Tip 4: Pub Culture

Now it’s a well-known fact that the Brits love their booze and Londoners are no exception. It must be said, though, that pubs are closing down at an increasing rate across the country due in part to the availability of cheap booze from supermarkets, the ban on smoking in public places and the fact that a frigging pint costs an arm and a leg these days. Scottish people form the majority of pub clientele nowadays seeing that as they never buy a round of drinks, theirs can still be a relatively cheap night out. It’s nice to see that London bar staff still like to observe the old traditions. Female bar tenders still like and expect to be addressed as ‘wench’ or ‘slapper’ as in “Come hither my good slapper and pour me a pint and make it snappy!”. The equivalent term by which you catch the attention of a male bar tender is ‘Knobhead’. In terms of a dress code, it is recommended that you wear Wellington Boots and carry a waterproof jacket. This will enable you to wade through and protect yourself from the projectile vomiting that takes place around 11pm or you could always head home before then not forgetting to bid goodbye to the slappers and knobheads as is only polite

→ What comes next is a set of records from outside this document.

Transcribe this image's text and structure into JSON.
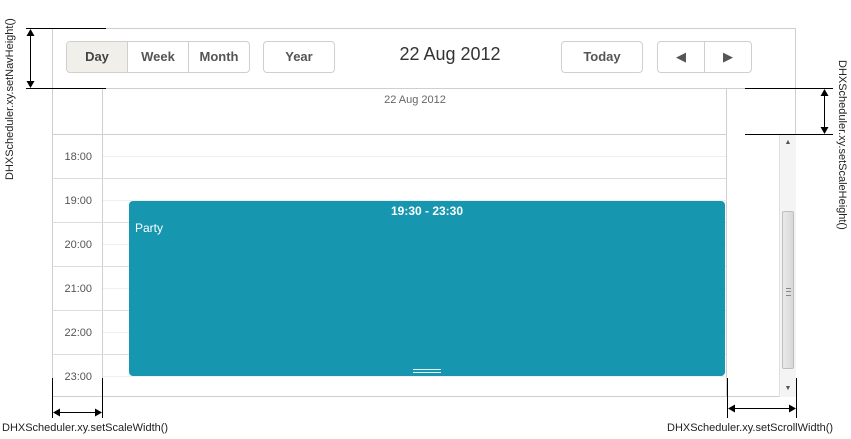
{
  "toolbar": {
    "views": [
      {
        "label": "Day",
        "active": true
      },
      {
        "label": "Week",
        "active": false
      },
      {
        "label": "Month",
        "active": false
      }
    ],
    "year_label": "Year",
    "date_title": "22 Aug 2012",
    "today_label": "Today",
    "prev_icon": "◀",
    "next_icon": "▶"
  },
  "day_header": "22 Aug 2012",
  "time_labels": [
    "18:00",
    "19:00",
    "20:00",
    "21:00",
    "22:00",
    "23:00"
  ],
  "event": {
    "time": "19:30 - 23:30",
    "text": "Party",
    "color": "#1796b0"
  },
  "annotations": {
    "nav_height": "DHXScheduler.xy.setNavHeight()",
    "scale_height": "DHXScheduler.xy.setScaleHeight()",
    "scale_width": "DHXScheduler.xy.setScaleWidth()",
    "scroll_width": "DHXScheduler.xy.setScrollWidth()"
  }
}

Tip 5: Meeting The Queen

The Queen and other members of the Royal Family are also Londoners at least some of the time, residing in Buckingham Palace. Each day at 4pm in the Summer she holds the traditional ‘Tea &Tiffin with Her Maj’ garden party at the palace where 100 ordinary members of the public are invited from the waiting crowds outside to join members of the Royal Household, the Queen and the Duke of Edinburgh for tea and cakes in the walled gardens to the rear of the palace. Crumpet may also be available (the Duke is in attendance after all). Queues start forming early so if you want to be among the lucky ones to be invited in, you need to get there early. And there’s another important thing you need to observe when visiting Britain. The British still queue for things – anything at all. If Marshall Law was ever brought in and people were to be randomly shot in the streets, the British will still queue for the privilege. A few tips for those who wish to take tea with the Queen: If lucky enough to be invited in, you must of course bow or curtsy when presented to the Queen. Never speak until you are spoken to and address her as Ma’am (as in ‘harm’) and not Mam (as in ‘ham’). Buckingham Palace has a very impressive front door and Queen Elizabeth will be presented to you just as you come through. On seeing the impressive door, please restrain yourself from exclaiming ‘Cor! Look at the knockers on that!’ as you come through.Dress code may be ‘smart casual’ though if the Duke is present, ladies may stand a better chance of being invited in if more scantily clad in which case they need to be aware that he may be heard from time to time commenting on impressive and marvellous knockers. During the meal,  it would be ill-advised to enquire of the Duke as to whether he fancies a bit of crumpet.

So,do enjoy your stay in London and I trust and hope that my Top Tips here will aid you in some small way to a wonderful stay in one of the best cities on the planet. Remember that we use the £GB as currency here. Those of you poor sods using the Euro might want to take some of our currency home as souvenirs of what it used to be like to have a proper currency.